The interview… 

What do you consider your greatest achievement?

Having lifelong friends, children who are decent human beings and, most importantly, refraining from being a dickhead enough that my wife is still with me.

What is your current state of mind?

Different from when I first read this question. No doubt, it constantly changes, generally super positive which is what I try and maintain. I mean, it has to be, doesn’t it?

If you aren’t trying to be happy and making others happy, then what is the point?

What is your favourite part of winemaking?

Harvest for sure. I can briefly abdicate from nearly all my other responsibilities for a short time and enjoy everything from driving the forklift, cooking lunch fixing challenges, mechanical and intellectual, getting all wines on ferments, using experimental grapes; during harvest, it’s the only focus. It’s like a busy holiday with a happy sort of pressure for me.

Do you have a most treasured wine?

Not really, although I did once have sex in the La Tache vineyard, so if ever I have one of those wines it brings back quite happy memories.

Where is your favourite wine region?

On the basis of the previous question, I should say Burgundy but I guess the Jura as it has better cheese, jamon and pastries. I like the simple pleasures of that region as well as the people I was lucky enough to meet, especially being a non French speaker.

If not there, then Jerez. Its Moorish architecture is out of this world and the tapas and the Spanish are way cooler.

When and where are you at your happiest?

Likely with my wife and it could be anywhere, although at a festival dancing wouldn’t hurt.

What do you most dislike in wine?

Wineries being lauded when they have no real intent from an environmental or social perspective

I pay attention to very few ‘experts’ for this very reason. It’s more than just about the wine or brand but most are too afraid to have an opinion on something objective or are too middle of the road. When was the last time you heard an expert say “You know, these wines are pretty good but the way they look after their land is poor, so it’s a no from me.”

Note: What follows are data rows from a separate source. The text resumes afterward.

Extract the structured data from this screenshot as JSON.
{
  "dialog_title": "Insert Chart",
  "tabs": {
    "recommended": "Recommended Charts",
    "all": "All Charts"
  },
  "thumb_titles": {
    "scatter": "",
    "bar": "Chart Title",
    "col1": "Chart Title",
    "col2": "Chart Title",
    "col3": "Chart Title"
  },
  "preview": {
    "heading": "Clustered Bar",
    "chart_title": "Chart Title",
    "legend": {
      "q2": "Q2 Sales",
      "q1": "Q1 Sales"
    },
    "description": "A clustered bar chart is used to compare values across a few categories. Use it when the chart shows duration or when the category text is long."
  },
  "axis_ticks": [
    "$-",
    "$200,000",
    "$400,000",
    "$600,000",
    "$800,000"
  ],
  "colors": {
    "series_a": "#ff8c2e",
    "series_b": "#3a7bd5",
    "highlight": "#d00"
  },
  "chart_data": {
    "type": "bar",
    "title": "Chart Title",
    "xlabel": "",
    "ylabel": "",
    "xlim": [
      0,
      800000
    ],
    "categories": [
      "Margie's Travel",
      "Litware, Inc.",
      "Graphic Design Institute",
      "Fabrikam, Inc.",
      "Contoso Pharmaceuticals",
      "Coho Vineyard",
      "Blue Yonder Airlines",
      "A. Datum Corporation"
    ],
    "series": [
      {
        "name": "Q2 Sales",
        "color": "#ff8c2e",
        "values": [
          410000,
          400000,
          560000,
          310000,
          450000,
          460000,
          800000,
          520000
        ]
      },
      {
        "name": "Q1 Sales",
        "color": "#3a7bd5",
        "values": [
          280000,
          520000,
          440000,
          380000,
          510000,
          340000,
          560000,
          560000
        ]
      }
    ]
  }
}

Irrelevant reference is that I loved being part of bringing wine on tap to this country, if only for the fact that it came in a tumbler… “Err, but the glass matters?” said some, who missed the point. These were the very same commentators I refer to above.

What is your greatest fear?

Not enough time for the next project.

What is your greatest extravagance?

Spending money on frivolous things. I did just buy an old golf cart to turn into an art car for LUMA, an arts festival I help run. The money should probably have been spent in a better fashion and we do own part of a slushy machine, which is equally useless but in the scheme of things, it does bring a smile to our friends’ faces. So maybe it’s money well spent afterall.

What is your greatest regret?

See first question. Any time I’ve been a dickhead in the past.

What talent would you most like to have?

To be more mechanically practical enough to fix said golf cart, without having to ask my friends for their help with a project that I started but they now have to help finish.

What do you regard as the lowest depth of misery?

Given my frame of reference, which doesn’t really include all of the real world suffering out there, my answer is a first world response of seeing people who are racked with self doubt, anxiety, depression or poor mental health of any description, which incapacitates their lives in any way.

What is the trait that you most deplore in yourself?

That I honestly have no problem spending an afternoon on the couch. Laziness.

What do you most value in your friends?

Silliness and seeing the absurd in so much, both real and imaginary.

Which words or phrases do you most overuse?

And another thing.

What is your favourite meal?

Choose one? All things considered, a bloody Mary comes closest.

If you were to die and come back as a person or thing what do you think it would be?

Well, selfishly, a killer whale would be pretty cool but if karma has anything to do with it, most likely a goat.